Frances “Bea” Koontz

Frances Bea Koontz, “Bea” was born to Frances & Marvin Koontz in 1952.  Their new baby girl was all they had hoped for.

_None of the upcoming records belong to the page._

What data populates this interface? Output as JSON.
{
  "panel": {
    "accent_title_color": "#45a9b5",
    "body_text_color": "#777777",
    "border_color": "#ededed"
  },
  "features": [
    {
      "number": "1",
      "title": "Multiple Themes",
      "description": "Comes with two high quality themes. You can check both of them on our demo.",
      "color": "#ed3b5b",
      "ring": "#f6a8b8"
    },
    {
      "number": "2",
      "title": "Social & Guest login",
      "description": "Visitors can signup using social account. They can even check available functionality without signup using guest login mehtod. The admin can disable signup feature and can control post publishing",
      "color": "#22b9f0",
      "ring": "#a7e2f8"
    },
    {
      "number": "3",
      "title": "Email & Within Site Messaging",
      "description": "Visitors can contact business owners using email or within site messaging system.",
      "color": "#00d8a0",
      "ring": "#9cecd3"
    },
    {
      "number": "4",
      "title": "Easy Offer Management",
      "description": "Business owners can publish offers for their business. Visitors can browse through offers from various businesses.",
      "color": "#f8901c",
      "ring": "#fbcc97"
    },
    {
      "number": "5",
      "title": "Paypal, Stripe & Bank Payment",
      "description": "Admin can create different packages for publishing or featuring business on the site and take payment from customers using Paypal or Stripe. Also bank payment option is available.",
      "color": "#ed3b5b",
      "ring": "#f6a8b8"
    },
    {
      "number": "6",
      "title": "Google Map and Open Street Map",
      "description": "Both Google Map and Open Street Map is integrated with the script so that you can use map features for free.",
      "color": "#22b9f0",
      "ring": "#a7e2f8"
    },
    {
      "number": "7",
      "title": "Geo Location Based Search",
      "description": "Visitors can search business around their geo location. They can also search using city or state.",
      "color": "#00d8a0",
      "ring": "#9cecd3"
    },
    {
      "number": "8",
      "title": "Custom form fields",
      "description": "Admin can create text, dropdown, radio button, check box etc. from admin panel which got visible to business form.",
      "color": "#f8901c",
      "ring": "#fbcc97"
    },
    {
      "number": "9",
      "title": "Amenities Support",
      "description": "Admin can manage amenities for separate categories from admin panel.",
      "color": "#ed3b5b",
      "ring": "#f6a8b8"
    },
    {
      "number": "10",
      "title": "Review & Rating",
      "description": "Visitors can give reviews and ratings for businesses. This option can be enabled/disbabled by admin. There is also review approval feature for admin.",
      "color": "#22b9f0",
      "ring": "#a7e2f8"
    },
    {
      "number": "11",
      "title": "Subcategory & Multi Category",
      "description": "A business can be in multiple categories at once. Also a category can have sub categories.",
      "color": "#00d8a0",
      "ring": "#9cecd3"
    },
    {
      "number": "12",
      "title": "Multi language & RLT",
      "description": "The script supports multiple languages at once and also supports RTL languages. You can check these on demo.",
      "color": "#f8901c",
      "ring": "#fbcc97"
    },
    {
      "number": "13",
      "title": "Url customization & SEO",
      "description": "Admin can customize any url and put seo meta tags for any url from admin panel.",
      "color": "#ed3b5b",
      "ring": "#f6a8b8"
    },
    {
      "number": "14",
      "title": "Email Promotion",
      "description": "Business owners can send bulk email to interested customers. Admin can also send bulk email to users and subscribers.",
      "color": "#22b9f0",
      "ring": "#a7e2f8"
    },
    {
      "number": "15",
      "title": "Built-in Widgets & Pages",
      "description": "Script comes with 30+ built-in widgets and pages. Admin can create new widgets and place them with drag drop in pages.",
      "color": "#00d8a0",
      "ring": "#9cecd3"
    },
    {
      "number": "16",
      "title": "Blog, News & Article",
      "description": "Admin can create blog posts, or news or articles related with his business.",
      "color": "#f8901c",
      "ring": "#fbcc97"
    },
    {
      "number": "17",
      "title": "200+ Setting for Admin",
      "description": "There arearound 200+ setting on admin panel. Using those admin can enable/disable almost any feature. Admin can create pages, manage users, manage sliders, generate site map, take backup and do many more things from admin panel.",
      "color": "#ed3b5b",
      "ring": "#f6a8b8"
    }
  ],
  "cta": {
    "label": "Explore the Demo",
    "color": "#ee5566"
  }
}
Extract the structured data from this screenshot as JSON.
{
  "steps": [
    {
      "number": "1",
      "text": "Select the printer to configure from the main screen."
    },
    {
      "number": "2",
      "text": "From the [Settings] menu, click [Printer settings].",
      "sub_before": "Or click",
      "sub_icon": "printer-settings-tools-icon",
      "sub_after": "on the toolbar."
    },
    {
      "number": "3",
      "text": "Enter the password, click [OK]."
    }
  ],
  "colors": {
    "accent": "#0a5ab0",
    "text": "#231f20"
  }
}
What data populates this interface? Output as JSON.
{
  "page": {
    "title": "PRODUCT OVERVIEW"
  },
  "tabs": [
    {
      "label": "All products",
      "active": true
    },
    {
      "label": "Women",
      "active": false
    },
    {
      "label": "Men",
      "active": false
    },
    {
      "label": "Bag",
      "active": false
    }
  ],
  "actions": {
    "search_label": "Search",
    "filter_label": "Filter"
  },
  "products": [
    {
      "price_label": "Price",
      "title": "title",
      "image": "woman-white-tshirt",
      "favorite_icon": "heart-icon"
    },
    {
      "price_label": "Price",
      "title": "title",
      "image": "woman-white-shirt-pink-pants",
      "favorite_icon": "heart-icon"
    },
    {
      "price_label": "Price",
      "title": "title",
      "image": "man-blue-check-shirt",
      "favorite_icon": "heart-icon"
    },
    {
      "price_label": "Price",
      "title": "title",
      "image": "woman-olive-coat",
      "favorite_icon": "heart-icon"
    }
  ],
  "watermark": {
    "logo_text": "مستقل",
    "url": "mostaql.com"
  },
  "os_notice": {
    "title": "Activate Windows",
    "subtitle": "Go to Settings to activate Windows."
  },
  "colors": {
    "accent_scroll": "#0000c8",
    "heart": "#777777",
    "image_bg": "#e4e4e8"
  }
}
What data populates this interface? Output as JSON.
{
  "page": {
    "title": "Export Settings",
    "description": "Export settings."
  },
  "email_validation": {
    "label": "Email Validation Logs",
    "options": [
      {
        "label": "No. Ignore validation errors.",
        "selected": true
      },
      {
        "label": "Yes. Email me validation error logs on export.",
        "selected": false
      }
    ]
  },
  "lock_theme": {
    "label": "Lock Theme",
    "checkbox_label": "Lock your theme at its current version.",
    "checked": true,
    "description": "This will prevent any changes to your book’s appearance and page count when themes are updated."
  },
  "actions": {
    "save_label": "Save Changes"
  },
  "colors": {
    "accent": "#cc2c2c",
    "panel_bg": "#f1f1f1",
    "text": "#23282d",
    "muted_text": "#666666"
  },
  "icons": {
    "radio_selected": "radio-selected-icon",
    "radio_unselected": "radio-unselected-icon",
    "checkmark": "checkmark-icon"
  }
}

Within months, however, there was a realization that she was not progressing normally.  It was soon determined that their precious daughter was deaf.  Her loving parents immediately set out to find the best resources to help Bea, but there was not much help available for her within Central Florida.  Her parents, particularly her mother, poured her life into Bea.  She did extensive research on the resources available to deaf children in the area and created resources where she found none.  She was integral in the development of many services for the deaf found in the region and state today.

At her mother’s direction, Bea became a proficient lip reader and excelled at her school work.  She enjoyed dancing, bike riding, hanging out with her best friend and going to the beach.  Leading a seemingly normal life, she graduated from  high school and went on to study at Furman University. 

But slowly her challenges began to expand and it was discovered that her deafness was caused by a congenital, degenerative brain disorder.  It was slow in development, but the signs were there.  She required more services as time progressed.  While the family was very private about Bea’s medical condition, the search for a cure or solution for their beloved daughter  was endless.  They traveled near and far searching for answers to help combat the effects of the disease.   Unfortunately, and ever so slowly, Bea began to succumb to the effects of the disease. 

Bea sadly passed away at the young age of 40.  She left behind two very special and loving parents who had given all they could to make her life fulfilling.  They had sought care for her wherever it could be found, but the truth was that Bea’s issues were beyond anything that medicine could provide. 

Just three months after Bea’s death, her father, Marvin, suddenly and unexpectedly died following a brief illness. 

Bea’s mother, Frances, lived on to just days short of her 101st birthday, but not a day went by that she didn’t think of her precious Bea.  Knowing the struggles that families have in caring for a child with a complex illness inspired Frances to leave her estate to helping children with similar circumstances.